*WHAT YOU NEED TO DO:* Below are the entries. Set down exactly the line containing "Output a JSON" and each line after it.

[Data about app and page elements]
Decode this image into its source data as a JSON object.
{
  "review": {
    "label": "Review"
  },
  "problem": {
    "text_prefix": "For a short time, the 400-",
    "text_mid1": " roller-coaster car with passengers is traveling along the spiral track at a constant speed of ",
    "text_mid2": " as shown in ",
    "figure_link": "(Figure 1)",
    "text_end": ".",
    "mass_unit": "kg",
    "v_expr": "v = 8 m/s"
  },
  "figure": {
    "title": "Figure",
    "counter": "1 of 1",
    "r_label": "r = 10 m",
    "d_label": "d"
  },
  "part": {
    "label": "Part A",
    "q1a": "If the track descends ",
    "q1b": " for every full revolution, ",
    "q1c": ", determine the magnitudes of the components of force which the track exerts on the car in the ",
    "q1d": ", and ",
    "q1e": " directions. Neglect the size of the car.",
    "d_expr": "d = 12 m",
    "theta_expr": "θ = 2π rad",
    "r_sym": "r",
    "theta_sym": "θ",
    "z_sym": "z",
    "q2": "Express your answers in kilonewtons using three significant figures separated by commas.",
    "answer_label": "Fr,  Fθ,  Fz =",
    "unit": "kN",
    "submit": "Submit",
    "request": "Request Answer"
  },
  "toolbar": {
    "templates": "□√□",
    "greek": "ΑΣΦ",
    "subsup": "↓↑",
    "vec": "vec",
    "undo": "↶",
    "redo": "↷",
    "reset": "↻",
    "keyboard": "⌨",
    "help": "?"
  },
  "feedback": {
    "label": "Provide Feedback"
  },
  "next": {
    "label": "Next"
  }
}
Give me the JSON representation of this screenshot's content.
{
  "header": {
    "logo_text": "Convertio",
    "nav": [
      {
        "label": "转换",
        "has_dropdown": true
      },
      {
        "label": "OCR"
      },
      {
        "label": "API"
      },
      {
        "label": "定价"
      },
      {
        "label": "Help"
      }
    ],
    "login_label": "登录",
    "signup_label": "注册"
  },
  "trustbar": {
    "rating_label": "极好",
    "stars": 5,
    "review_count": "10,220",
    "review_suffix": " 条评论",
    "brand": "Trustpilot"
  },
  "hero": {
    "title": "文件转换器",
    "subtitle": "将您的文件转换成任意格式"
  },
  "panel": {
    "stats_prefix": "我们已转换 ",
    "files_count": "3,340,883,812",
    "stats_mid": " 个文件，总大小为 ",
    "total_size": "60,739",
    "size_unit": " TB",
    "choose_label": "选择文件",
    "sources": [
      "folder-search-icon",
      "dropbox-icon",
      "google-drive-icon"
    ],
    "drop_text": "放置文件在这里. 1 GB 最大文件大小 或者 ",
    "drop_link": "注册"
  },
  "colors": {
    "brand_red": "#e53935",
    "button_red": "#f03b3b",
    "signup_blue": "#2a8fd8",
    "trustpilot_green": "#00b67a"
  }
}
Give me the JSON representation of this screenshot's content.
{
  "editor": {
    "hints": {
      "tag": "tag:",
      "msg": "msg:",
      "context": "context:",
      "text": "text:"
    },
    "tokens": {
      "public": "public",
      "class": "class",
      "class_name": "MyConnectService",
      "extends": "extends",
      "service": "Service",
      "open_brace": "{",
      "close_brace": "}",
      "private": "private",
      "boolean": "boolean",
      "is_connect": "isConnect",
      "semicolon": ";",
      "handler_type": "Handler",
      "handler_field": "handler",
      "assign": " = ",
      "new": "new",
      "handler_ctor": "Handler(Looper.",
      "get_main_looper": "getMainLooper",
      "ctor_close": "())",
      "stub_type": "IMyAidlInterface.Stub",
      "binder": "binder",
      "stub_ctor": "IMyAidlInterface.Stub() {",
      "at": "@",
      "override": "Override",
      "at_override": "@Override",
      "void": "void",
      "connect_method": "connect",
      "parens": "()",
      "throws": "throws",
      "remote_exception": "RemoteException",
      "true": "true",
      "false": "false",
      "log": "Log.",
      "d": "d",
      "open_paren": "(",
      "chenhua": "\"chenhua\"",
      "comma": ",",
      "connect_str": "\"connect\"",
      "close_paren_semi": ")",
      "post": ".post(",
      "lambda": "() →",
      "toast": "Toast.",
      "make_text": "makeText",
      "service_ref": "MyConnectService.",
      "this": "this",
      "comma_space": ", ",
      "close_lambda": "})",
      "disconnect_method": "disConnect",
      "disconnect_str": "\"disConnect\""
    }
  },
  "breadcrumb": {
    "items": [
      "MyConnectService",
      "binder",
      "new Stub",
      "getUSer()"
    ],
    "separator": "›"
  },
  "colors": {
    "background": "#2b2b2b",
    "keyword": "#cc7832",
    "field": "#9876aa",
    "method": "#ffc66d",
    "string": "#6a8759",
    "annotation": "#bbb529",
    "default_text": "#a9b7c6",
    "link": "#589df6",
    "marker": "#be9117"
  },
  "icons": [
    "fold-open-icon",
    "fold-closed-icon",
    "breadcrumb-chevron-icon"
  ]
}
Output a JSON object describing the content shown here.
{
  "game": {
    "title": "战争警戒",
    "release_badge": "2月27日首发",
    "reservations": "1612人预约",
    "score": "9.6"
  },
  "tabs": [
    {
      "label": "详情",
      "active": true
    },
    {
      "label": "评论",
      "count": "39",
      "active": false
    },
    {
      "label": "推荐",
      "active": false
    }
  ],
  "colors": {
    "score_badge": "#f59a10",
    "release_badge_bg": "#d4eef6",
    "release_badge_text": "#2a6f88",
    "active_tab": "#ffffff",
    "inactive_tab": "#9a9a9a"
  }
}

*SOLUTION TO THE EXERCISE:*
Output a JSON object describing the content shown here.
{
  "game": {
    "title": "战争警戒",
    "release_badge": "2月27日首发",
    "reservations": "1612人预约",
    "score": "9.6"
  },
  "tabs": [
    {
      "label": "详情",
      "active": true
    },
    {
      "label": "评论",
      "count": "39",
      "active": false
    },
    {
      "label": "推荐",
      "active": false
    }
  ],
  "colors": {
    "score_badge": "#f59a10",
    "release_badge_bg": "#d4eef6",
    "release_badge_text": "#2a6f88",
    "active_tab": "#ffffff",
    "inactive_tab": "#9a9a9a"
  }
}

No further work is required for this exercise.